> _WORK INSTRUCTION_:
Restate all entries exactly. Skip the images.

> _Web page and app entries_:
================================

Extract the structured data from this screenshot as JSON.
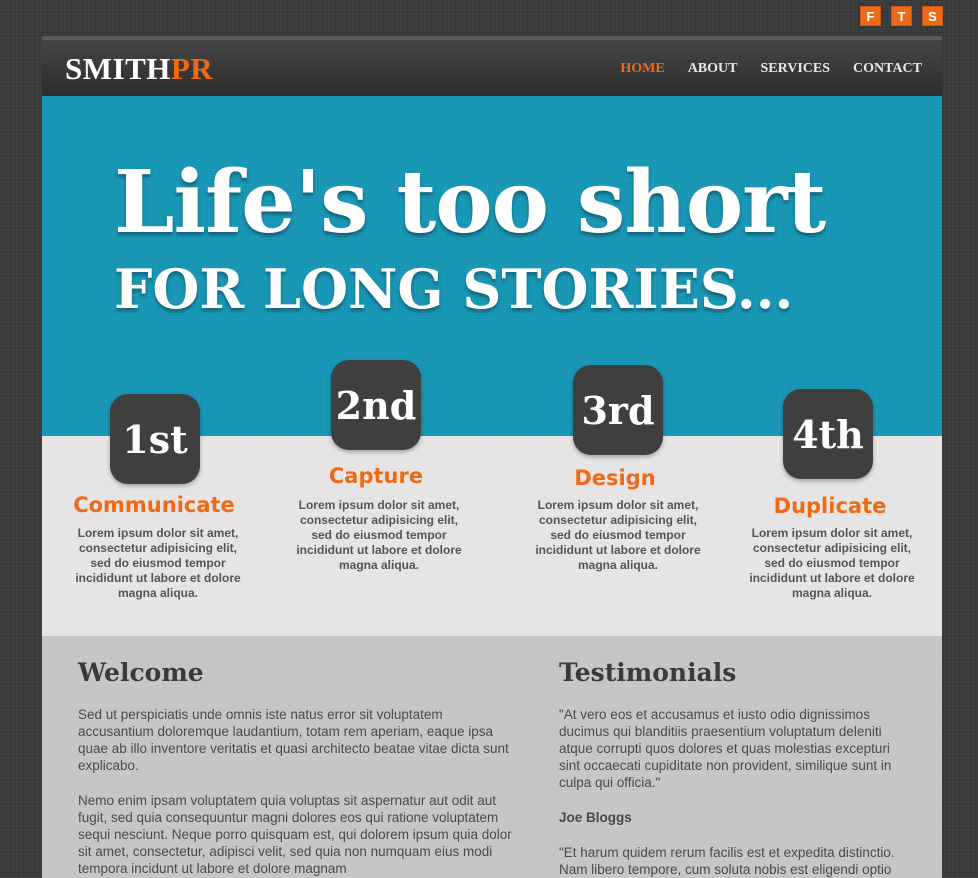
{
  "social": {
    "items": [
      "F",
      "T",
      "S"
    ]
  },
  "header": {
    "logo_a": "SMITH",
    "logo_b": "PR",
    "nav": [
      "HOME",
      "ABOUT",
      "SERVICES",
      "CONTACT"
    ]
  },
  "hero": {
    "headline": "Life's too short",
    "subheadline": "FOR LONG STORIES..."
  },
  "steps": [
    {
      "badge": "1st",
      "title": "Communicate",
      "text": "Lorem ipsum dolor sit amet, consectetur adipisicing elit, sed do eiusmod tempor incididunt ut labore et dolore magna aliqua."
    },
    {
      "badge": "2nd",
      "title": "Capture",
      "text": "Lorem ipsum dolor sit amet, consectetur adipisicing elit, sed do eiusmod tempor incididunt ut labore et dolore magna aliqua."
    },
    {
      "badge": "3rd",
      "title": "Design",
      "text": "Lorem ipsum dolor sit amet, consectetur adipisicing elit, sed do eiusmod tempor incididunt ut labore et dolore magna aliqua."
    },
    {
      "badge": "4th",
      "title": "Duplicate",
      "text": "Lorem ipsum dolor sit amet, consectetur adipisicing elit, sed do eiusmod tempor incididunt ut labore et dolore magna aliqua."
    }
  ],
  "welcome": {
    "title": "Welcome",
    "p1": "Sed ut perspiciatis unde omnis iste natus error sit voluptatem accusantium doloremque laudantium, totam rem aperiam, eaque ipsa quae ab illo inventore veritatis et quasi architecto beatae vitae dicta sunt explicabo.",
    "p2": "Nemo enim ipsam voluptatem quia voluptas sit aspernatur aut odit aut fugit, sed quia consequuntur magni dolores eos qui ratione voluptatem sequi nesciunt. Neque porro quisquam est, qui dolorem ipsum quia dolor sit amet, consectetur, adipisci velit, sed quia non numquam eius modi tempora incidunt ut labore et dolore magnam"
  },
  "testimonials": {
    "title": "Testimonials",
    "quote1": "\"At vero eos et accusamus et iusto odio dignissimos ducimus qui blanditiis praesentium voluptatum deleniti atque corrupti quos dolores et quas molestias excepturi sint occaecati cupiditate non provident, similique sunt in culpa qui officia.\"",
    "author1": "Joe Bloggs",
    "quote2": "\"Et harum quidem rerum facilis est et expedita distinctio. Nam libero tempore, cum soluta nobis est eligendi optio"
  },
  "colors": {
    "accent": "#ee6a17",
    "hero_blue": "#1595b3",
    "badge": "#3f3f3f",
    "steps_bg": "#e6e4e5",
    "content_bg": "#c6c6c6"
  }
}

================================

> _YOUR RESPONSE_:
Extract the structured data from this screenshot as JSON.
{
  "social": {
    "items": [
      "F",
      "T",
      "S"
    ]
  },
  "header": {
    "logo_a": "SMITH",
    "logo_b": "PR",
    "nav": [
      "HOME",
      "ABOUT",
      "SERVICES",
      "CONTACT"
    ]
  },
  "hero": {
    "headline": "Life's too short",
    "subheadline": "FOR LONG STORIES..."
  },
  "steps": [
    {
      "badge": "1st",
      "title": "Communicate",
      "text": "Lorem ipsum dolor sit amet, consectetur adipisicing elit, sed do eiusmod tempor incididunt ut labore et dolore magna aliqua."
    },
    {
      "badge": "2nd",
      "title": "Capture",
      "text": "Lorem ipsum dolor sit amet, consectetur adipisicing elit, sed do eiusmod tempor incididunt ut labore et dolore magna aliqua."
    },
    {
      "badge": "3rd",
      "title": "Design",
      "text": "Lorem ipsum dolor sit amet, consectetur adipisicing elit, sed do eiusmod tempor incididunt ut labore et dolore magna aliqua."
    },
    {
      "badge": "4th",
      "title": "Duplicate",
      "text": "Lorem ipsum dolor sit amet, consectetur adipisicing elit, sed do eiusmod tempor incididunt ut labore et dolore magna aliqua."
    }
  ],
  "welcome": {
    "title": "Welcome",
    "p1": "Sed ut perspiciatis unde omnis iste natus error sit voluptatem accusantium doloremque laudantium, totam rem aperiam, eaque ipsa quae ab illo inventore veritatis et quasi architecto beatae vitae dicta sunt explicabo.",
    "p2": "Nemo enim ipsam voluptatem quia voluptas sit aspernatur aut odit aut fugit, sed quia consequuntur magni dolores eos qui ratione voluptatem sequi nesciunt. Neque porro quisquam est, qui dolorem ipsum quia dolor sit amet, consectetur, adipisci velit, sed quia non numquam eius modi tempora incidunt ut labore et dolore magnam"
  },
  "testimonials": {
    "title": "Testimonials",
    "quote1": "\"At vero eos et accusamus et iusto odio dignissimos ducimus qui blanditiis praesentium voluptatum deleniti atque corrupti quos dolores et quas molestias excepturi sint occaecati cupiditate non provident, similique sunt in culpa qui officia.\"",
    "author1": "Joe Bloggs",
    "quote2": "\"Et harum quidem rerum facilis est et expedita distinctio. Nam libero tempore, cum soluta nobis est eligendi optio"
  },
  "colors": {
    "accent": "#ee6a17",
    "hero_blue": "#1595b3",
    "badge": "#3f3f3f",
    "steps_bg": "#e6e4e5",
    "content_bg": "#c6c6c6"
  }
}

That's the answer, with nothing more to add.